This study used a genetic technique known as genome-wide association studies (GWAS). GWAS look for correlations between a genotype and phenotype within a large population data set. In this case 48 separate facial phenotypes were studied using 3D MRI and 2D data alongside over 2.5 million single nucleotide polymorphisms (SNP’s).

Correlations were observed between 36 inter-landmark distances on the face and SNP’s within or close to (<10kb) 5 genes; PRDM16, PAX3, TP63, C5orf50 and COL17A1. These correlations between changes at a genetic level and changes in face shape were reproduced in a combination of separate studies, the analysis of separate data sets and through utilising alternative techniques.

This study takes a major step in the study of a complex human appearance trait such as face shape and begins to investigate the genetics behind the variation observed in populations. In the future, this work coupled with further studies using larger population samples will advance the understanding of normal and pathological variation in face shape. It may also provide clues as to the processes involved in sensory organ development.

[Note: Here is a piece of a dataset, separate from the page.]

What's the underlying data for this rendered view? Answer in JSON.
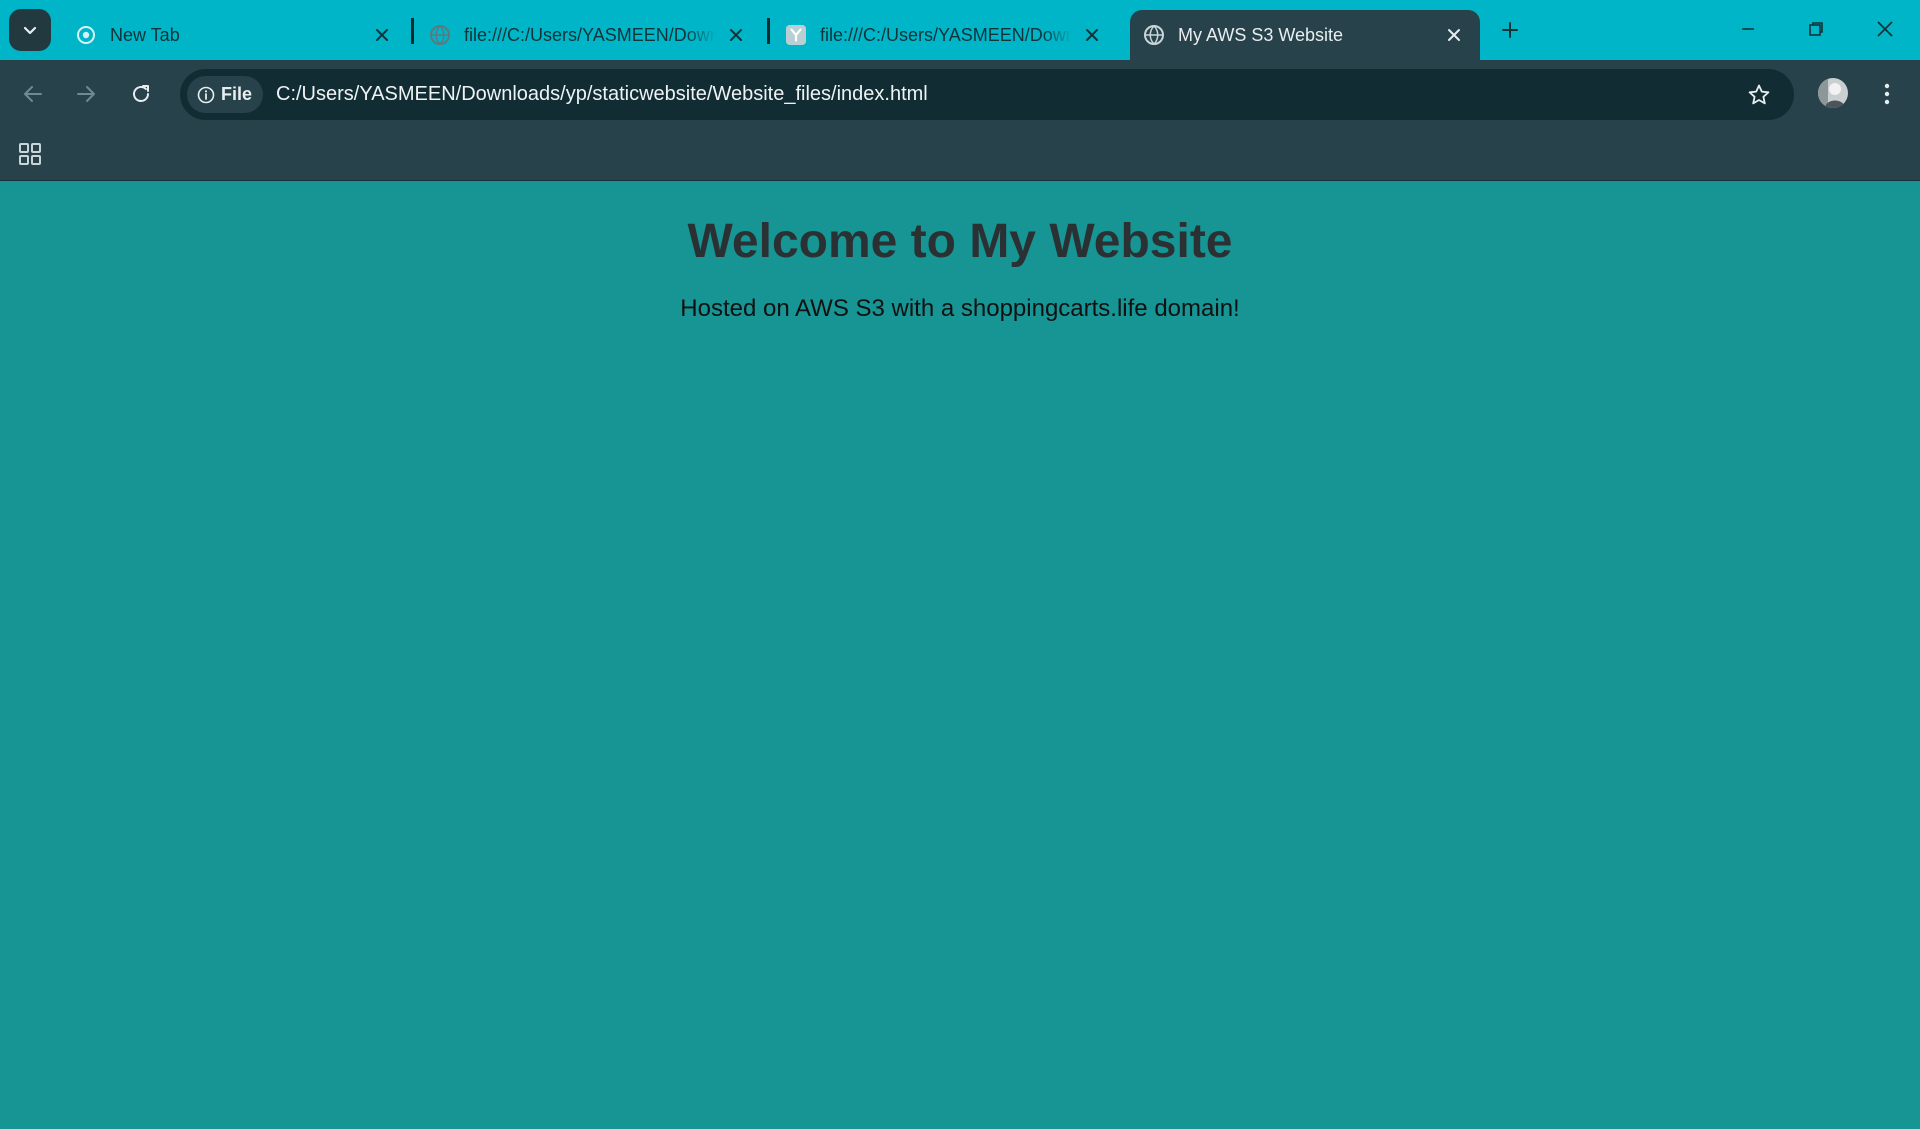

As well as many practical applications, this study does have a Hollywood side to it. Future advances in this field may develop tools to predict facial appearance based upon DNA at crime scenes. Of course, this is the piece of info that the media jumped upon with some interesting titles such as ‘DNA analysis alone could potentially generate a picture of your face’ despite the paper stating “limited number of landmarks used in this study cannot capture the full range of the complex 3D shape variation in the face”. Just wish people would read the paper before writing about it.

Primary Material (Open Access)